Requirement: Your reply should hold only the lines from the records below where "DAYS" occurs.
□ □ □
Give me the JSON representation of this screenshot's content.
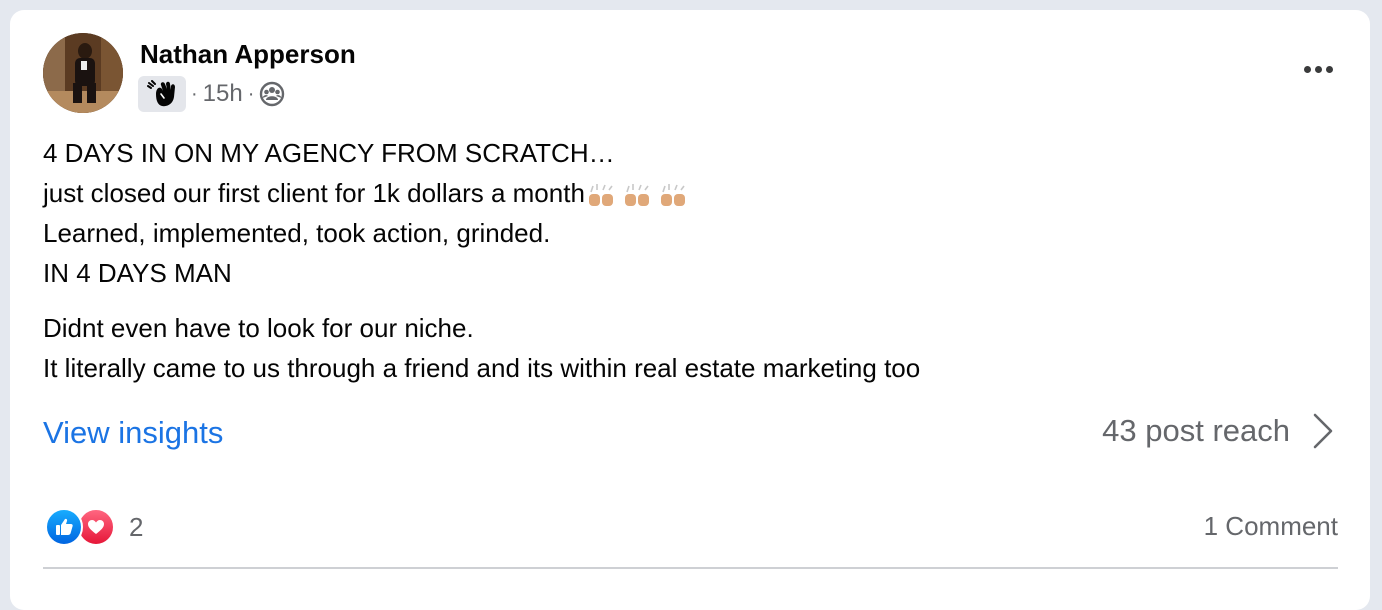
{
  "post": {
    "author": "Nathan Apperson",
    "badge_icon": "wave-hand-icon",
    "time": "15h",
    "separator": "·",
    "audience_icon": "group-audience-icon",
    "lines": [
      "4 DAYS IN ON MY AGENCY FROM SCRATCH…",
      "just closed our first client for 1k dollars a month",
      "Learned, implemented, took action, grinded.",
      "IN 4 DAYS MAN"
    ],
    "emoji": "raised-hands-emoji",
    "lines2": [
      "Didnt even have to look for our niche.",
      "It literally came to us through a friend and its within real estate marketing too"
    ]
  },
  "insights": {
    "label": "View insights",
    "reach": "43 post reach"
  },
  "footer": {
    "reaction_count": "2",
    "comments": "1 Comment"
  },
  "colors": {
    "link": "#1b74e4",
    "secondary_text": "#65676b",
    "like": "#0a7cff",
    "love": "#f33e58"
  }
}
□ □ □
Result of the exercise:
      "4 DAYS IN ON MY AGENCY FROM SCRATCH…",
      "IN 4 DAYS MAN"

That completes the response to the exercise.